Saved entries
*** Begin section ***

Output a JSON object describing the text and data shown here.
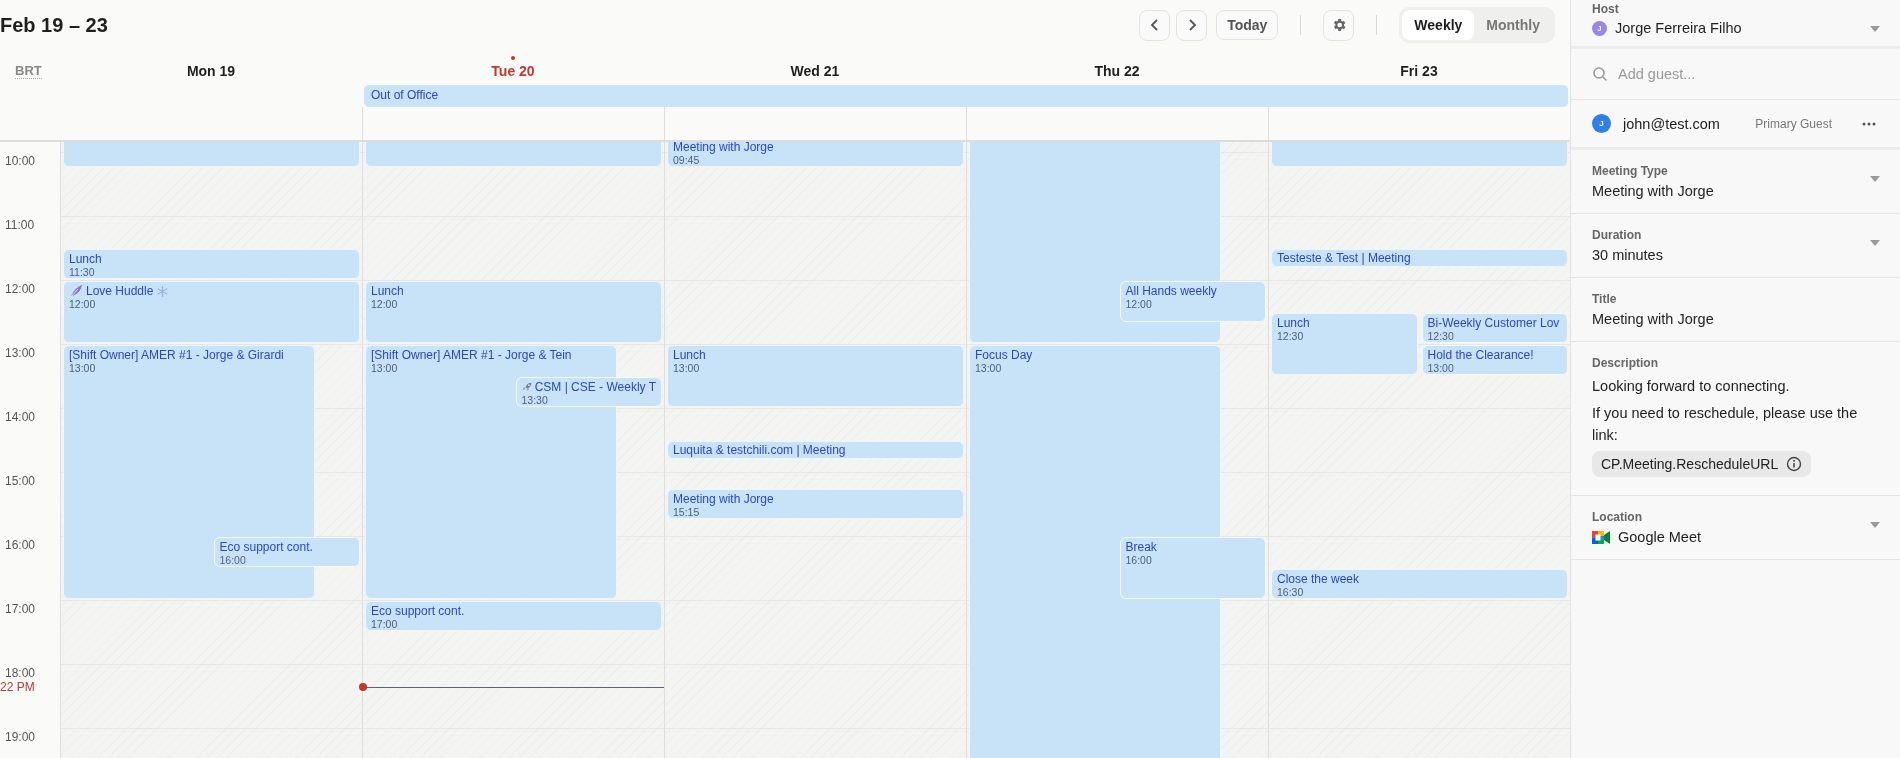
{
  "toolbar": {
    "title": "Feb 19 – 23",
    "today_button": "Today",
    "views": [
      {
        "label": "Weekly",
        "selected": true
      },
      {
        "label": "Monthly",
        "selected": false
      }
    ]
  },
  "calendar": {
    "timezone": "BRT",
    "days": [
      {
        "label": "Mon 19",
        "today": false,
        "events": [
          {
            "kind": "blank"
          },
          {
            "kind": "plain",
            "title": "Lunch",
            "time": "11:30"
          },
          {
            "kind": "social",
            "title": "Love Huddle",
            "time": "12:00"
          },
          {
            "kind": "plain",
            "title": "[Shift Owner] AMER #1 - Jorge & Girardi",
            "time": "13:00"
          },
          {
            "kind": "plain",
            "title": "Eco support cont.",
            "time": "16:00"
          }
        ]
      },
      {
        "label": "Tue 20",
        "today": true,
        "events": [
          {
            "kind": "blank"
          },
          {
            "kind": "plain",
            "title": "Lunch",
            "time": "12:00"
          },
          {
            "kind": "plain",
            "title": "[Shift Owner] AMER #1 - Jorge & Tein",
            "time": "13:00"
          },
          {
            "kind": "launch",
            "title": "CSM | CSE - Weekly T",
            "time": "13:30"
          },
          {
            "kind": "plain",
            "title": "Eco support cont.",
            "time": "17:00"
          }
        ]
      },
      {
        "label": "Wed 21",
        "today": false,
        "events": [
          {
            "kind": "plain",
            "title": "Meeting with Jorge",
            "time": "09:45"
          },
          {
            "kind": "plain",
            "title": "Lunch",
            "time": "13:00"
          },
          {
            "kind": "plain",
            "title": "Luquita & testchili.com | Meeting"
          },
          {
            "kind": "plain",
            "title": "Meeting with Jorge",
            "time": "15:15"
          }
        ]
      },
      {
        "label": "Thu 22",
        "today": false,
        "events": [
          {
            "kind": "blank"
          },
          {
            "kind": "plain",
            "title": "All Hands weekly",
            "time": "12:00"
          },
          {
            "kind": "plain",
            "title": "Focus Day",
            "time": "13:00"
          },
          {
            "kind": "plain",
            "title": "Break",
            "time": "16:00"
          }
        ]
      },
      {
        "label": "Fri 23",
        "today": false,
        "events": [
          {
            "kind": "blank"
          },
          {
            "kind": "plain",
            "title": "Testeste & Test | Meeting"
          },
          {
            "kind": "plain",
            "title": "Lunch",
            "time": "12:30"
          },
          {
            "kind": "plain",
            "title": "Bi-Weekly Customer Lov",
            "time": "12:30"
          },
          {
            "kind": "plain",
            "title": "Hold the Clearance!",
            "time": "13:00"
          },
          {
            "kind": "plain",
            "title": "Close the week",
            "time": "16:30"
          }
        ]
      }
    ],
    "all_day_events": [
      {
        "title": "Out of Office"
      }
    ],
    "hours": [
      "10:00",
      "11:00",
      "12:00",
      "13:00",
      "14:00",
      "15:00",
      "16:00",
      "17:00",
      "18:00",
      "19:00"
    ],
    "current_time": {
      "label": "22 PM"
    }
  },
  "panel": {
    "host": {
      "label": "Host",
      "avatar": "J",
      "name": "Jorge Ferreira Filho"
    },
    "guest_search": {
      "placeholder": "Add guest..."
    },
    "guests": [
      {
        "avatar": "J",
        "email": "john@test.com",
        "role": "Primary Guest"
      }
    ],
    "fields": [
      {
        "kind": "dropdown",
        "label": "Meeting Type",
        "value": "Meeting with Jorge"
      },
      {
        "kind": "dropdown",
        "label": "Duration",
        "value": "30 minutes"
      },
      {
        "kind": "text",
        "label": "Title",
        "value": "Meeting with Jorge"
      },
      {
        "kind": "description",
        "label": "Description",
        "lines": [
          "Looking forward to connecting.",
          "If you need to reschedule, please use the link:"
        ],
        "chip": "CP.Meeting.RescheduleURL"
      },
      {
        "kind": "location",
        "label": "Location",
        "value": "Google Meet"
      }
    ]
  }
}
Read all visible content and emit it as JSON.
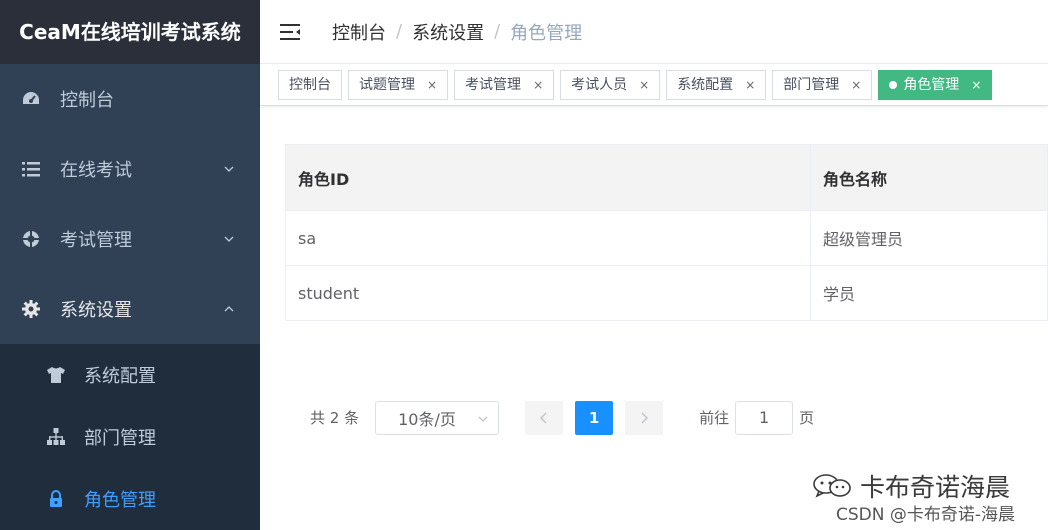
{
  "brand": "CeaM在线培训考试系统",
  "sidebar": {
    "items": [
      {
        "label": "控制台",
        "icon": "dashboard-icon"
      },
      {
        "label": "在线考试",
        "icon": "list-icon"
      },
      {
        "label": "考试管理",
        "icon": "target-icon"
      },
      {
        "label": "系统设置",
        "icon": "gear-icon"
      }
    ],
    "subitems": [
      {
        "label": "系统配置",
        "icon": "tshirt-icon"
      },
      {
        "label": "部门管理",
        "icon": "org-tree-icon"
      },
      {
        "label": "角色管理",
        "icon": "lock-icon"
      }
    ]
  },
  "breadcrumb": [
    "控制台",
    "系统设置",
    "角色管理"
  ],
  "tags": [
    {
      "label": "控制台",
      "closable": false
    },
    {
      "label": "试题管理"
    },
    {
      "label": "考试管理"
    },
    {
      "label": "考试人员"
    },
    {
      "label": "系统配置"
    },
    {
      "label": "部门管理"
    },
    {
      "label": "角色管理",
      "active": true
    }
  ],
  "table": {
    "headers": [
      "角色ID",
      "角色名称"
    ],
    "rows": [
      [
        "sa",
        "超级管理员"
      ],
      [
        "student",
        "学员"
      ]
    ]
  },
  "pagination": {
    "total": "共 2 条",
    "page_size": "10条/页",
    "current_page": "1",
    "goto_label": "前往",
    "goto_value": "1",
    "page_unit": "页"
  },
  "watermark": {
    "line1": "卡布奇诺海晨",
    "line2": "CSDN @卡布奇诺-海晨"
  },
  "colors": {
    "sidebar_bg": "#304156",
    "active_menu": "#409eff",
    "active_tag": "#42b983",
    "page_active": "#1890ff"
  }
}
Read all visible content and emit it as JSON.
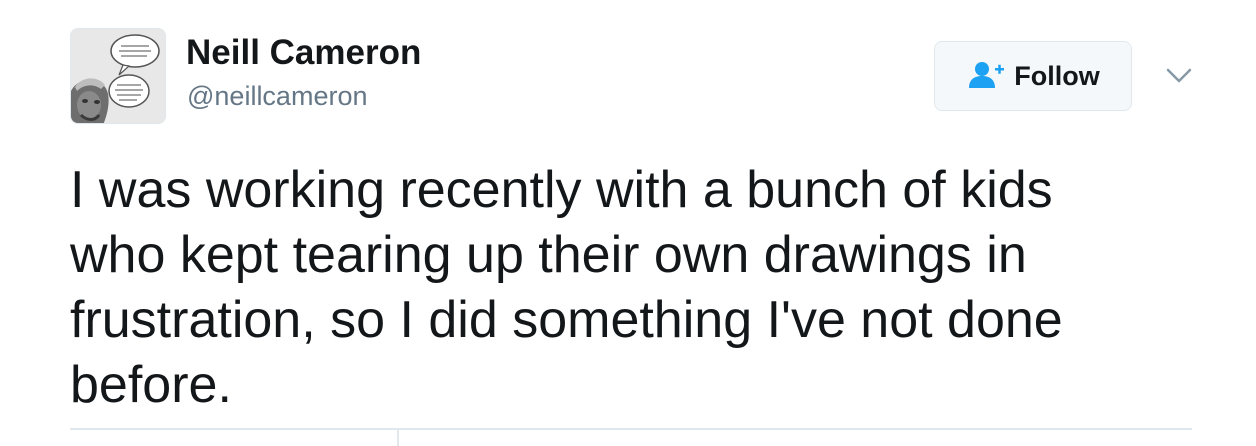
{
  "tweet": {
    "author": {
      "display_name": "Neill Cameron",
      "handle": "@neillcameron",
      "avatar_icon": "avatar-photo"
    },
    "follow_button": {
      "label": "Follow",
      "icon": "follow-user-icon",
      "icon_color": "#1da1f2"
    },
    "menu_icon": "chevron-down-icon",
    "text_lines": [
      "I was working recently with a bunch of kids",
      "who kept tearing up their own drawings in",
      "frustration, so I did something I've not done",
      "before."
    ]
  }
}
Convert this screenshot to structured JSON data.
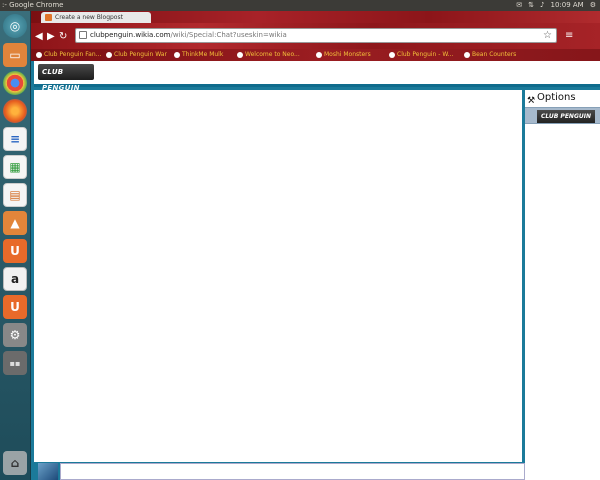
{
  "system": {
    "window_title": ":- Google Chrome",
    "clock": "10:09 AM"
  },
  "launcher": {
    "items": [
      {
        "name": "dash-home",
        "glyph": "◎"
      },
      {
        "name": "files",
        "glyph": "▭"
      },
      {
        "name": "chrome",
        "glyph": ""
      },
      {
        "name": "firefox",
        "glyph": ""
      },
      {
        "name": "writer",
        "glyph": "≡"
      },
      {
        "name": "calc",
        "glyph": "▦"
      },
      {
        "name": "impress",
        "glyph": "▤"
      },
      {
        "name": "software-center",
        "glyph": "▲"
      },
      {
        "name": "ubuntu-one",
        "glyph": "U"
      },
      {
        "name": "amazon",
        "glyph": "a"
      },
      {
        "name": "ubuntu-one-music",
        "glyph": "U"
      },
      {
        "name": "system-settings",
        "glyph": "⚙"
      },
      {
        "name": "workspace-switcher",
        "glyph": "▪▪"
      },
      {
        "name": "trash",
        "glyph": "🗑"
      }
    ]
  },
  "browser": {
    "tab_title": "Create a new Blogpost",
    "url_host": "clubpenguin.wikia.com",
    "url_path": "/wiki/Special:Chat?useskin=wikia",
    "bookmarks": [
      "Club Penguin Fan...",
      "Club Penguin War",
      "ThinkMe Mulk",
      "Welcome to Neo...",
      "Moshi Monsters",
      "Club Penguin - W...",
      "Bean Counters"
    ]
  },
  "chat": {
    "logo_text": "CLUB PENGUIN",
    "options_label": "Options",
    "user_logo_text": "CLUB PENGUIN",
    "input_value": ""
  }
}
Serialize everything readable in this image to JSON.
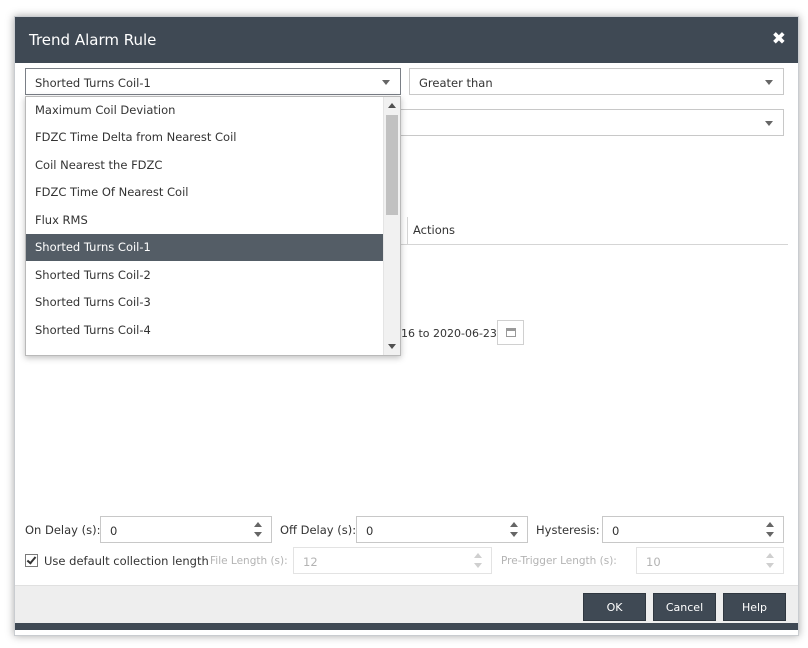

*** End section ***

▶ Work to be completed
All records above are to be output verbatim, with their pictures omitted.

▶ Answer space
Output a JSON object describing the text and data shown here.
{
  "toolbar": {
    "title": "Feb 19 – 23",
    "today_button": "Today",
    "views": [
      {
        "label": "Weekly",
        "selected": true
      },
      {
        "label": "Monthly",
        "selected": false
      }
    ]
  },
  "calendar": {
    "timezone": "BRT",
    "days": [
      {
        "label": "Mon 19",
        "today": false,
        "events": [
          {
            "kind": "blank"
          },
          {
            "kind": "plain",
            "title": "Lunch",
            "time": "11:30"
          },
          {
            "kind": "social",
            "title": "Love Huddle",
            "time": "12:00"
          },
          {
            "kind": "plain",
            "title": "[Shift Owner] AMER #1 - Jorge & Girardi",
            "time": "13:00"
          },
          {
            "kind": "plain",
            "title": "Eco support cont.",
            "time": "16:00"
          }
        ]
      },
      {
        "label": "Tue 20",
        "today": true,
        "events": [
          {
            "kind": "blank"
          },
          {
            "kind": "plain",
            "title": "Lunch",
            "time": "12:00"
          },
          {
            "kind": "plain",
            "title": "[Shift Owner] AMER #1 - Jorge & Tein",
            "time": "13:00"
          },
          {
            "kind": "launch",
            "title": "CSM | CSE - Weekly T",
            "time": "13:30"
          },
          {
            "kind": "plain",
            "title": "Eco support cont.",
            "time": "17:00"
          }
        ]
      },
      {
        "label": "Wed 21",
        "today": false,
        "events": [
          {
            "kind": "plain",
            "title": "Meeting with Jorge",
            "time": "09:45"
          },
          {
            "kind": "plain",
            "title": "Lunch",
            "time": "13:00"
          },
          {
            "kind": "plain",
            "title": "Luquita & testchili.com | Meeting"
          },
          {
            "kind": "plain",
            "title": "Meeting with Jorge",
            "time": "15:15"
          }
        ]
      },
      {
        "label": "Thu 22",
        "today": false,
        "events": [
          {
            "kind": "blank"
          },
          {
            "kind": "plain",
            "title": "All Hands weekly",
            "time": "12:00"
          },
          {
            "kind": "plain",
            "title": "Focus Day",
            "time": "13:00"
          },
          {
            "kind": "plain",
            "title": "Break",
            "time": "16:00"
          }
        ]
      },
      {
        "label": "Fri 23",
        "today": false,
        "events": [
          {
            "kind": "blank"
          },
          {
            "kind": "plain",
            "title": "Testeste & Test | Meeting"
          },
          {
            "kind": "plain",
            "title": "Lunch",
            "time": "12:30"
          },
          {
            "kind": "plain",
            "title": "Bi-Weekly Customer Lov",
            "time": "12:30"
          },
          {
            "kind": "plain",
            "title": "Hold the Clearance!",
            "time": "13:00"
          },
          {
            "kind": "plain",
            "title": "Close the week",
            "time": "16:30"
          }
        ]
      }
    ],
    "all_day_events": [
      {
        "title": "Out of Office"
      }
    ],
    "hours": [
      "10:00",
      "11:00",
      "12:00",
      "13:00",
      "14:00",
      "15:00",
      "16:00",
      "17:00",
      "18:00",
      "19:00"
    ],
    "current_time": {
      "label": "22 PM"
    }
  },
  "panel": {
    "host": {
      "label": "Host",
      "avatar": "J",
      "name": "Jorge Ferreira Filho"
    },
    "guest_search": {
      "placeholder": "Add guest..."
    },
    "guests": [
      {
        "avatar": "J",
        "email": "john@test.com",
        "role": "Primary Guest"
      }
    ],
    "fields": [
      {
        "kind": "dropdown",
        "label": "Meeting Type",
        "value": "Meeting with Jorge"
      },
      {
        "kind": "dropdown",
        "label": "Duration",
        "value": "30 minutes"
      },
      {
        "kind": "text",
        "label": "Title",
        "value": "Meeting with Jorge"
      },
      {
        "kind": "description",
        "label": "Description",
        "lines": [
          "Looking forward to connecting.",
          "If you need to reschedule, please use the link:"
        ],
        "chip": "CP.Meeting.RescheduleURL"
      },
      {
        "kind": "location",
        "label": "Location",
        "value": "Google Meet"
      }
    ]
  }
}
Read all visible content and emit it as JSON.
{
  "brand": "CeaM在线培训考试系统",
  "sidebar": {
    "items": [
      {
        "label": "控制台",
        "icon": "dashboard-icon"
      },
      {
        "label": "在线考试",
        "icon": "list-icon"
      },
      {
        "label": "考试管理",
        "icon": "target-icon"
      },
      {
        "label": "系统设置",
        "icon": "gear-icon"
      }
    ],
    "subitems": [
      {
        "label": "系统配置",
        "icon": "tshirt-icon"
      },
      {
        "label": "部门管理",
        "icon": "org-tree-icon"
      },
      {
        "label": "角色管理",
        "icon": "lock-icon"
      }
    ]
  },
  "breadcrumb": [
    "控制台",
    "系统设置",
    "角色管理"
  ],
  "tags": [
    {
      "label": "控制台",
      "closable": false
    },
    {
      "label": "试题管理"
    },
    {
      "label": "考试管理"
    },
    {
      "label": "考试人员"
    },
    {
      "label": "系统配置"
    },
    {
      "label": "部门管理"
    },
    {
      "label": "角色管理",
      "active": true
    }
  ],
  "table": {
    "headers": [
      "角色ID",
      "角色名称"
    ],
    "rows": [
      [
        "sa",
        "超级管理员"
      ],
      [
        "student",
        "学员"
      ]
    ]
  },
  "pagination": {
    "total": "共 2 条",
    "page_size": "10条/页",
    "current_page": "1",
    "goto_label": "前往",
    "goto_value": "1",
    "page_unit": "页"
  },
  "watermark": {
    "line1": "卡布奇诺海晨",
    "line2": "CSDN @卡布奇诺-海晨"
  },
  "colors": {
    "sidebar_bg": "#304156",
    "active_menu": "#409eff",
    "active_tag": "#42b983",
    "page_active": "#1890ff"
  }
}
Read all visible content and emit it as JSON.
{
  "tweet": {
    "author": {
      "display_name": "Neill Cameron",
      "handle": "@neillcameron",
      "avatar_icon": "avatar-photo"
    },
    "follow_button": {
      "label": "Follow",
      "icon": "follow-user-icon",
      "icon_color": "#1da1f2"
    },
    "menu_icon": "chevron-down-icon",
    "text_lines": [
      "I was working recently with a bunch of kids",
      "who kept tearing up their own drawings in",
      "frustration, so I did something I've not done",
      "before."
    ]
  }
}
Convert this screenshot to structured JSON data.
{
  "system": {
    "window_title": ":- Google Chrome",
    "clock": "10:09 AM"
  },
  "launcher": {
    "items": [
      {
        "name": "dash-home",
        "glyph": "◎"
      },
      {
        "name": "files",
        "glyph": "▭"
      },
      {
        "name": "chrome",
        "glyph": ""
      },
      {
        "name": "firefox",
        "glyph": ""
      },
      {
        "name": "writer",
        "glyph": "≡"
      },
      {
        "name": "calc",
        "glyph": "▦"
      },
      {
        "name": "impress",
        "glyph": "▤"
      },
      {
        "name": "software-center",
        "glyph": "▲"
      },
      {
        "name": "ubuntu-one",
        "glyph": "U"
      },
      {
        "name": "amazon",
        "glyph": "a"
      },
      {
        "name": "ubuntu-one-music",
        "glyph": "U"
      },
      {
        "name": "system-settings",
        "glyph": "⚙"
      },
      {
        "name": "workspace-switcher",
        "glyph": "▪▪"
      },
      {
        "name": "trash",
        "glyph": "🗑"
      }
    ]
  },
  "browser": {
    "tab_title": "Create a new Blogpost",
    "url_host": "clubpenguin.wikia.com",
    "url_path": "/wiki/Special:Chat?useskin=wikia",
    "bookmarks": [
      "Club Penguin Fan...",
      "Club Penguin War",
      "ThinkMe Mulk",
      "Welcome to Neo...",
      "Moshi Monsters",
      "Club Penguin - W...",
      "Bean Counters"
    ]
  },
  "chat": {
    "logo_text": "CLUB PENGUIN",
    "options_label": "Options",
    "user_logo_text": "CLUB PENGUIN",
    "input_value": ""
  }
}
Serialize everything readable in this image to JSON.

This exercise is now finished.